| Your task |
Each line of the listing where "that" appears should be reported.

| The records |

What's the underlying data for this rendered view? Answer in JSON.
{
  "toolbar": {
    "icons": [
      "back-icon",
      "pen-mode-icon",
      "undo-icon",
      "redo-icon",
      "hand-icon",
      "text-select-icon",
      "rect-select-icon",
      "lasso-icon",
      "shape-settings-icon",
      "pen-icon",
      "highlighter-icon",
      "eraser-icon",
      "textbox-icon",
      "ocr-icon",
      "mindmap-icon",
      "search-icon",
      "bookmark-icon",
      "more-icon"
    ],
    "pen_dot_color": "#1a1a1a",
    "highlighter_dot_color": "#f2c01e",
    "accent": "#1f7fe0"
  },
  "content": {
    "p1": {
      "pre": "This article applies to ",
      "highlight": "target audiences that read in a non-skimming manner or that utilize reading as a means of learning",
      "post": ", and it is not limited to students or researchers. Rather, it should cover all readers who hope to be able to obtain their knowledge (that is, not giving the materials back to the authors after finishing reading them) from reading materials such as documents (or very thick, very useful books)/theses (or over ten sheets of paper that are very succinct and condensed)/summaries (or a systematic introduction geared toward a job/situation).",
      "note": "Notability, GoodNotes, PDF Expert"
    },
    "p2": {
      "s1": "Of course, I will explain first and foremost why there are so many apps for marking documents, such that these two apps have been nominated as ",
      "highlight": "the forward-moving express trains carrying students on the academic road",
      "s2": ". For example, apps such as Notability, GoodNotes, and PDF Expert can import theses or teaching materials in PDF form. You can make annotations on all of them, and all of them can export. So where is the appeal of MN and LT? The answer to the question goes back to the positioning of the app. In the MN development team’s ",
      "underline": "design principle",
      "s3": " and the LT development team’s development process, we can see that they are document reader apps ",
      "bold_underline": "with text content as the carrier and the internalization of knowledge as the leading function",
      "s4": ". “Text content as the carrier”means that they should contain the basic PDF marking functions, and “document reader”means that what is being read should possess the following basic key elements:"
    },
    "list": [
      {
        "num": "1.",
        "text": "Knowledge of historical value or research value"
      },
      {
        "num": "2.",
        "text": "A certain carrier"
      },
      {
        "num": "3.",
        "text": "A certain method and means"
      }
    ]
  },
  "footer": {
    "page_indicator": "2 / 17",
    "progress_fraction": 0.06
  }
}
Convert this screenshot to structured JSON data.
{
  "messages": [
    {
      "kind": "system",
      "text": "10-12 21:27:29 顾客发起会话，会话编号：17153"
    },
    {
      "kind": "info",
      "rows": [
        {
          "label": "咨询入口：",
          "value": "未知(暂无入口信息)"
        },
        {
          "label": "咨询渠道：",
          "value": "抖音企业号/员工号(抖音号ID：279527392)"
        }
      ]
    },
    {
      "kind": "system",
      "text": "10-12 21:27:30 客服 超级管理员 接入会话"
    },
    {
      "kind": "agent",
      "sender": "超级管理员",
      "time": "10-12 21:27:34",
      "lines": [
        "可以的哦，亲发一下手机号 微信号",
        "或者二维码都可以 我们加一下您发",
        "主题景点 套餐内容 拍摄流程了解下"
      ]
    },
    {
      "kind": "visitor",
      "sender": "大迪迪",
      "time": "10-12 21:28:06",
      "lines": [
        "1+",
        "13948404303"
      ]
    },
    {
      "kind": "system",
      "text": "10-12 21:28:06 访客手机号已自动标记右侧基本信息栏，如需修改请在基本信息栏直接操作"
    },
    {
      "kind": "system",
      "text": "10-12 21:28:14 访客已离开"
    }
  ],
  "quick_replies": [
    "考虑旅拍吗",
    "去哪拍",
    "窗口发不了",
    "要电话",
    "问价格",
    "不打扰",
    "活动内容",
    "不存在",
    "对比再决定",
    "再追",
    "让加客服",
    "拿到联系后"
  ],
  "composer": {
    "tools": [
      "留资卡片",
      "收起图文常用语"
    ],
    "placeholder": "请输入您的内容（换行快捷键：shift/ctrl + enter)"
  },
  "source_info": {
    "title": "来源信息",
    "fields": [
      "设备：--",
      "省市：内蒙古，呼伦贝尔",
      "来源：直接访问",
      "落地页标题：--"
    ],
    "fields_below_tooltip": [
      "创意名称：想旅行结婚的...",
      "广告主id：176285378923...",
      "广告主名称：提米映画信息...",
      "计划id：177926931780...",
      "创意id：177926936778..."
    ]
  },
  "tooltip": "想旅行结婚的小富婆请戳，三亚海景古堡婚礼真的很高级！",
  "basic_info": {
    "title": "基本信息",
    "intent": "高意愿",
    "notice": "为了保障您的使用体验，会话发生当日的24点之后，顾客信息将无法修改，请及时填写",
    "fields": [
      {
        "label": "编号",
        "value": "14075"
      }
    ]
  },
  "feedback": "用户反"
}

| Exercise result |
      "highlight": "target audiences that read in a non-skimming manner or that utilize reading as a means of learning",
      "post": ", and it is not limited to students or researchers. Rather, it should cover all readers who hope to be able to obtain their knowledge (that is, not giving the materials back to the authors after finishing reading them) from reading materials such as documents (or very thick, very useful books)/theses (or over ten sheets of paper that are very succinct and condensed)/summaries (or a systematic introduction geared toward a job/situation).",
      "s1": "Of course, I will explain first and foremost why there are so many apps for marking documents, such that these two apps have been nominated as ",
      "s3": " and the LT development team’s development process, we can see that they are document reader apps ",
      "s4": ". “Text content as the carrier”means that they should contain the basic PDF marking functions, and “document reader”means that what is being read should possess the following basic key elements:"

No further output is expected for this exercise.